— Exercise data —
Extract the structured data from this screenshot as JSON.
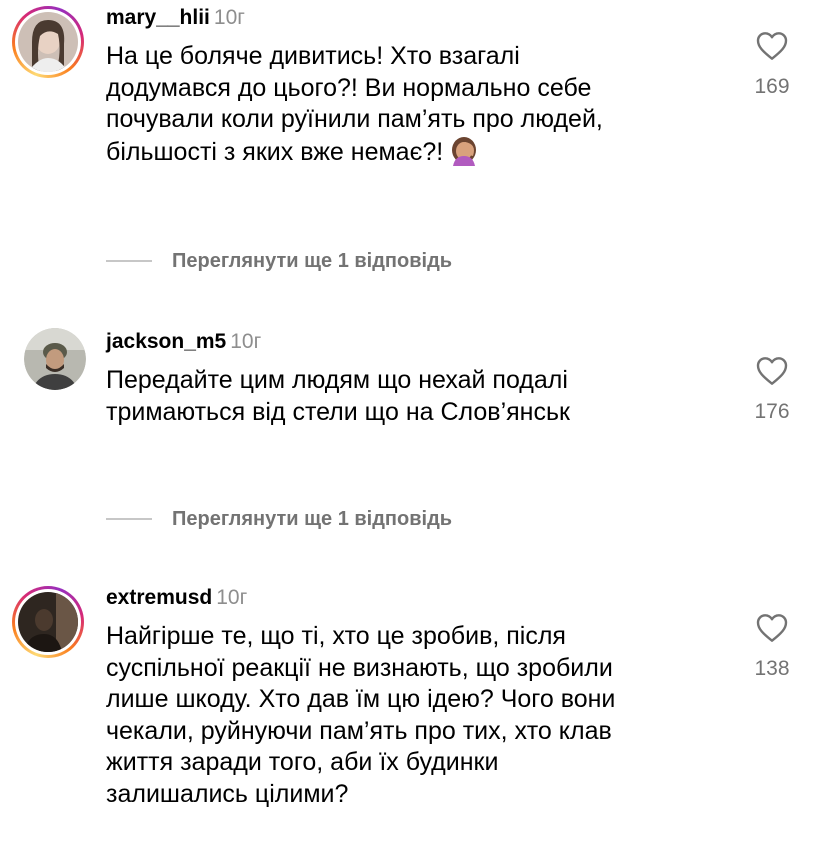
{
  "comments": [
    {
      "username": "mary__hlii",
      "time": "10г",
      "text_lines": [
        "На це боляче дивитись! Хто взагалі",
        "додумався до цього?! Ви нормально себе",
        "почували коли руїнили пам’ять про людей,",
        "більшості з яких вже немає?!"
      ],
      "emoji": "facepalm-emoji",
      "likes": "169",
      "has_story": true
    },
    {
      "username": "jackson_m5",
      "time": "10г",
      "text_lines": [
        "Передайте цим людям що нехай подалі",
        "тримаються від стели що на Слов’янськ"
      ],
      "likes": "176",
      "has_story": false
    },
    {
      "username": "extremusd",
      "time": "10г",
      "text_lines": [
        "Найгірше те, що ті, хто це зробив, після",
        "суспільної реакції не визнають, що зробили",
        "лише шкоду. Хто дав їм цю ідею? Чого вони",
        "чекали, руйнуючи пам’ять про тих, хто клав",
        "життя заради того, аби їх будинки",
        "залишались цілими?"
      ],
      "likes": "138",
      "has_story": true
    }
  ],
  "view_replies": [
    {
      "label": "Переглянути ще 1 відповідь"
    },
    {
      "label": "Переглянути ще 1 відповідь"
    }
  ],
  "icons": {
    "like": "heart-outline-icon"
  },
  "colors": {
    "secondary_text": "#8e8e8e",
    "like_count": "#737373",
    "divider": "#c7c7c7",
    "story_ring": [
      "#feda75",
      "#fa7e1e",
      "#d62976",
      "#962fbf"
    ]
  }
}
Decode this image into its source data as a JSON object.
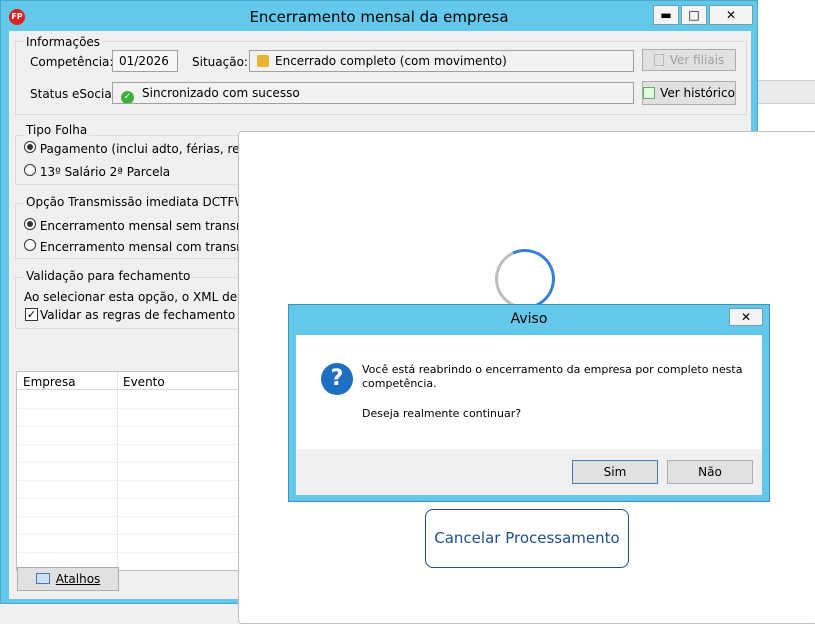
{
  "window": {
    "title": "Encerramento mensal da empresa",
    "minimize": "▬",
    "maximize": "□",
    "close": "✕"
  },
  "info": {
    "group_label": "Informações",
    "competencia_label": "Competência:",
    "competencia_value": "01/2026",
    "situacao_label": "Situação:",
    "situacao_value": "Encerrado completo (com movimento)",
    "ver_filiais": "Ver filiais",
    "status_label": "Status eSocial:",
    "status_value": "Sincronizado com sucesso",
    "ver_historico": "Ver histórico"
  },
  "tipo_folha": {
    "label": "Tipo Folha",
    "option1": "Pagamento (inclui adto, férias, rescisã",
    "option2": "13º Salário 2ª Parcela",
    "selected": 0
  },
  "transmissao": {
    "label": "Opção Transmissão imediata DCTFWeb (",
    "option1": "Encerramento mensal sem transmissã",
    "option2": "Encerramento mensal com transmissã",
    "selected": 0
  },
  "validacao": {
    "label": "Validação para fechamento",
    "text": "Ao selecionar esta opção, o XML de retor",
    "checkbox_label": "Validar as regras de fechamento",
    "checked": true
  },
  "grid": {
    "columns": [
      "Empresa",
      "Evento"
    ]
  },
  "atalhos_label": "Atalhos",
  "overlay": {
    "cancel_label": "Cancelar Processamento"
  },
  "dialog": {
    "title": "Aviso",
    "close": "✕",
    "message_line1": "Você está reabrindo o encerramento da empresa por completo nesta",
    "message_line2": "competência.",
    "question": "Deseja realmente continuar?",
    "yes": "Sim",
    "no": "Não"
  },
  "colors": {
    "title_bar": "#64c8ea",
    "accent": "#1e6fc0",
    "cancel_text": "#1f4e8c"
  }
}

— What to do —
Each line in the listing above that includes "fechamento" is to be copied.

— Response —
    "label": "Validação para fechamento",
    "checkbox_label": "Validar as regras de fechamento",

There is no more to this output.